(Data records for software interfaces)
=== Begin Enclosure ===

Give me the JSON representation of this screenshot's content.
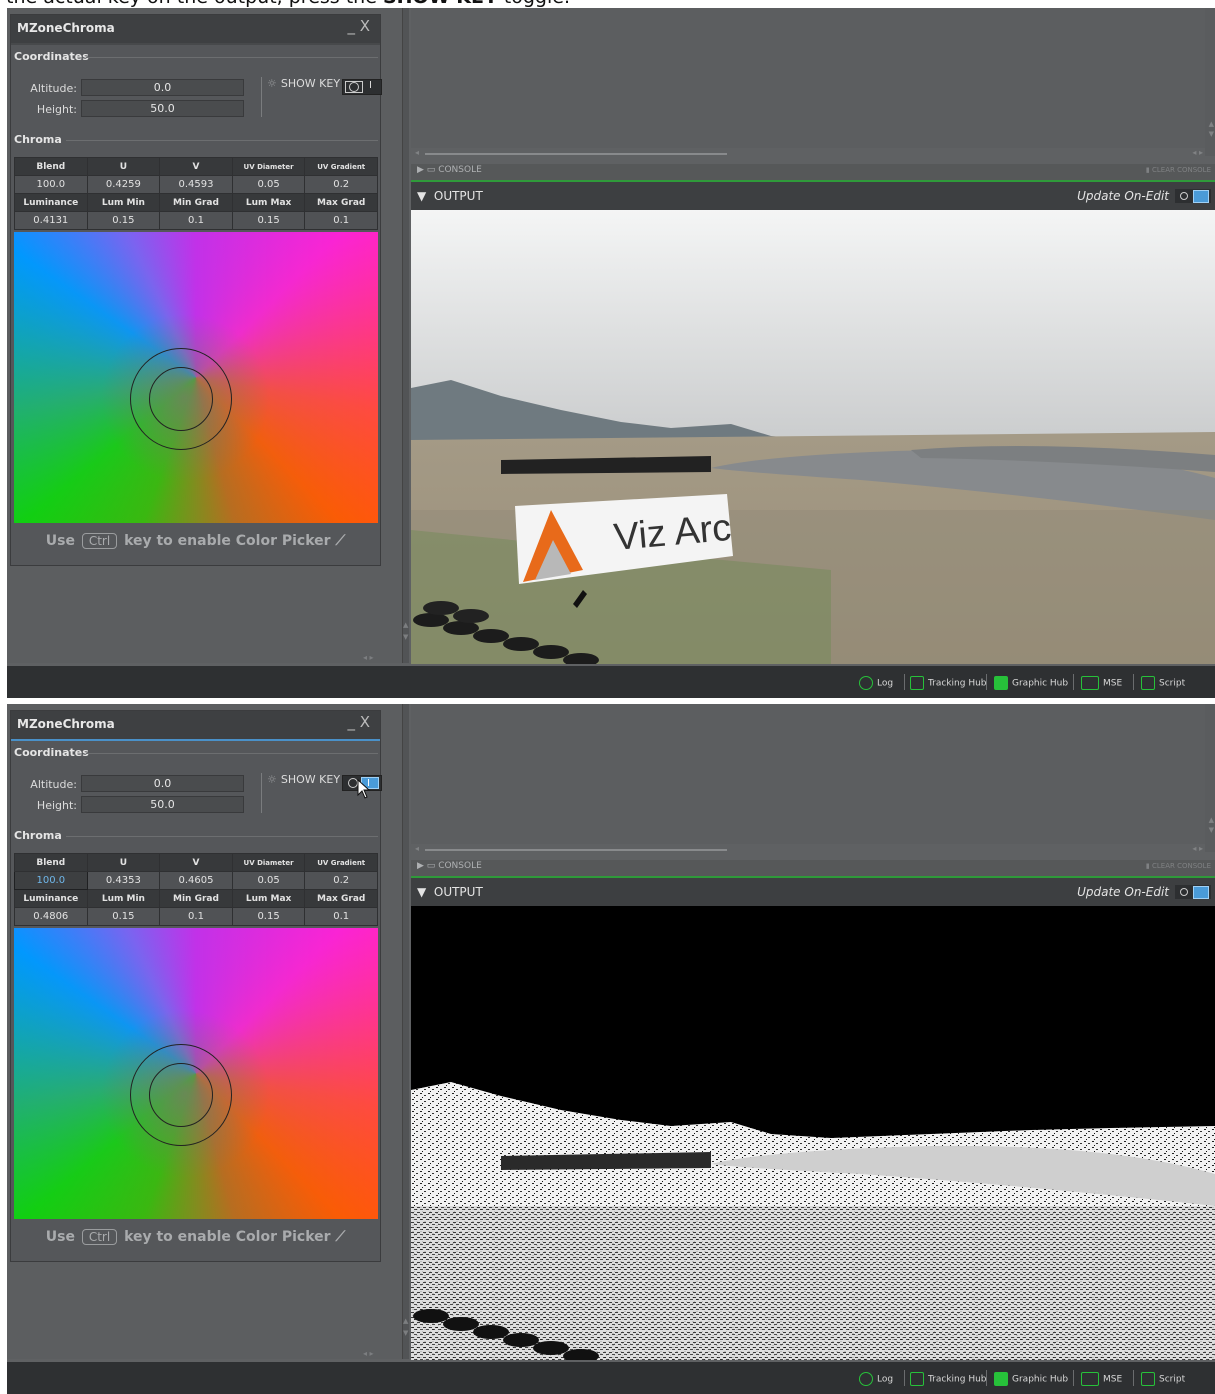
{
  "caption": {
    "before": "the actual key on the output, press the ",
    "bold": "SHOW KEY",
    "after": " toggle."
  },
  "screens": [
    {
      "panel": {
        "title": "MZoneChroma",
        "window_controls": "_ X",
        "coordinates_label": "Coordinates",
        "altitude_label": "Altitude:",
        "altitude_value": "0.0",
        "height_label": "Height:",
        "height_value": "50.0",
        "show_key_label": "SHOW KEY",
        "show_key_on": false,
        "chroma_label": "Chroma",
        "table": {
          "headers1": [
            "Blend",
            "U",
            "V",
            "UV Diameter",
            "UV Gradient"
          ],
          "values1": [
            "100.0",
            "0.4259",
            "0.4593",
            "0.05",
            "0.2"
          ],
          "headers2": [
            "Luminance",
            "Lum Min",
            "Min Grad",
            "Lum Max",
            "Max Grad"
          ],
          "values2": [
            "0.4131",
            "0.15",
            "0.1",
            "0.15",
            "0.1"
          ]
        },
        "use_text": "Use",
        "ctrl_key": "Ctrl",
        "picker_text": "key to enable Color Picker"
      },
      "console_label": "CONSOLE",
      "clear_console_label": "CLEAR CONSOLE",
      "output_label": "OUTPUT",
      "update_label": "Update On-Edit",
      "viewport_mode": "color",
      "logo_text": "Viz Arc"
    },
    {
      "panel": {
        "title": "MZoneChroma",
        "window_controls": "_ X",
        "coordinates_label": "Coordinates",
        "altitude_label": "Altitude:",
        "altitude_value": "0.0",
        "height_label": "Height:",
        "height_value": "50.0",
        "show_key_label": "SHOW KEY",
        "show_key_on": true,
        "chroma_label": "Chroma",
        "table": {
          "headers1": [
            "Blend",
            "U",
            "V",
            "UV Diameter",
            "UV Gradient"
          ],
          "values1": [
            "100.0",
            "0.4353",
            "0.4605",
            "0.05",
            "0.2"
          ],
          "headers2": [
            "Luminance",
            "Lum Min",
            "Min Grad",
            "Lum Max",
            "Max Grad"
          ],
          "values2": [
            "0.4806",
            "0.15",
            "0.1",
            "0.15",
            "0.1"
          ]
        },
        "use_text": "Use",
        "ctrl_key": "Ctrl",
        "picker_text": "key to enable Color Picker"
      },
      "console_label": "CONSOLE",
      "clear_console_label": "CLEAR CONSOLE",
      "output_label": "OUTPUT",
      "update_label": "Update On-Edit",
      "viewport_mode": "key"
    }
  ],
  "statusbar": {
    "log": "Log",
    "tracking_hub": "Tracking Hub",
    "graphic_hub": "Graphic Hub",
    "mse": "MSE",
    "script": "Script"
  },
  "colors": {
    "accent_green": "#2f9a3a",
    "accent_blue": "#4a91c9"
  }
}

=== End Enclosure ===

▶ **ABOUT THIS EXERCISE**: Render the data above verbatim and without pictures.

▶ **RESULT**:
Give me the JSON representation of this screenshot's content.
{
  "caption": {
    "before": "the actual key on the output, press the ",
    "bold": "SHOW KEY",
    "after": " toggle."
  },
  "screens": [
    {
      "panel": {
        "title": "MZoneChroma",
        "window_controls": "_ X",
        "coordinates_label": "Coordinates",
        "altitude_label": "Altitude:",
        "altitude_value": "0.0",
        "height_label": "Height:",
        "height_value": "50.0",
        "show_key_label": "SHOW KEY",
        "show_key_on": false,
        "chroma_label": "Chroma",
        "table": {
          "headers1": [
            "Blend",
            "U",
            "V",
            "UV Diameter",
            "UV Gradient"
          ],
          "values1": [
            "100.0",
            "0.4259",
            "0.4593",
            "0.05",
            "0.2"
          ],
          "headers2": [
            "Luminance",
            "Lum Min",
            "Min Grad",
            "Lum Max",
            "Max Grad"
          ],
          "values2": [
            "0.4131",
            "0.15",
            "0.1",
            "0.15",
            "0.1"
          ]
        },
        "use_text": "Use",
        "ctrl_key": "Ctrl",
        "picker_text": "key to enable Color Picker"
      },
      "console_label": "CONSOLE",
      "clear_console_label": "CLEAR CONSOLE",
      "output_label": "OUTPUT",
      "update_label": "Update On-Edit",
      "viewport_mode": "color",
      "logo_text": "Viz Arc"
    },
    {
      "panel": {
        "title": "MZoneChroma",
        "window_controls": "_ X",
        "coordinates_label": "Coordinates",
        "altitude_label": "Altitude:",
        "altitude_value": "0.0",
        "height_label": "Height:",
        "height_value": "50.0",
        "show_key_label": "SHOW KEY",
        "show_key_on": true,
        "chroma_label": "Chroma",
        "table": {
          "headers1": [
            "Blend",
            "U",
            "V",
            "UV Diameter",
            "UV Gradient"
          ],
          "values1": [
            "100.0",
            "0.4353",
            "0.4605",
            "0.05",
            "0.2"
          ],
          "headers2": [
            "Luminance",
            "Lum Min",
            "Min Grad",
            "Lum Max",
            "Max Grad"
          ],
          "values2": [
            "0.4806",
            "0.15",
            "0.1",
            "0.15",
            "0.1"
          ]
        },
        "use_text": "Use",
        "ctrl_key": "Ctrl",
        "picker_text": "key to enable Color Picker"
      },
      "console_label": "CONSOLE",
      "clear_console_label": "CLEAR CONSOLE",
      "output_label": "OUTPUT",
      "update_label": "Update On-Edit",
      "viewport_mode": "key"
    }
  ],
  "statusbar": {
    "log": "Log",
    "tracking_hub": "Tracking Hub",
    "graphic_hub": "Graphic Hub",
    "mse": "MSE",
    "script": "Script"
  },
  "colors": {
    "accent_green": "#2f9a3a",
    "accent_blue": "#4a91c9"
  }
}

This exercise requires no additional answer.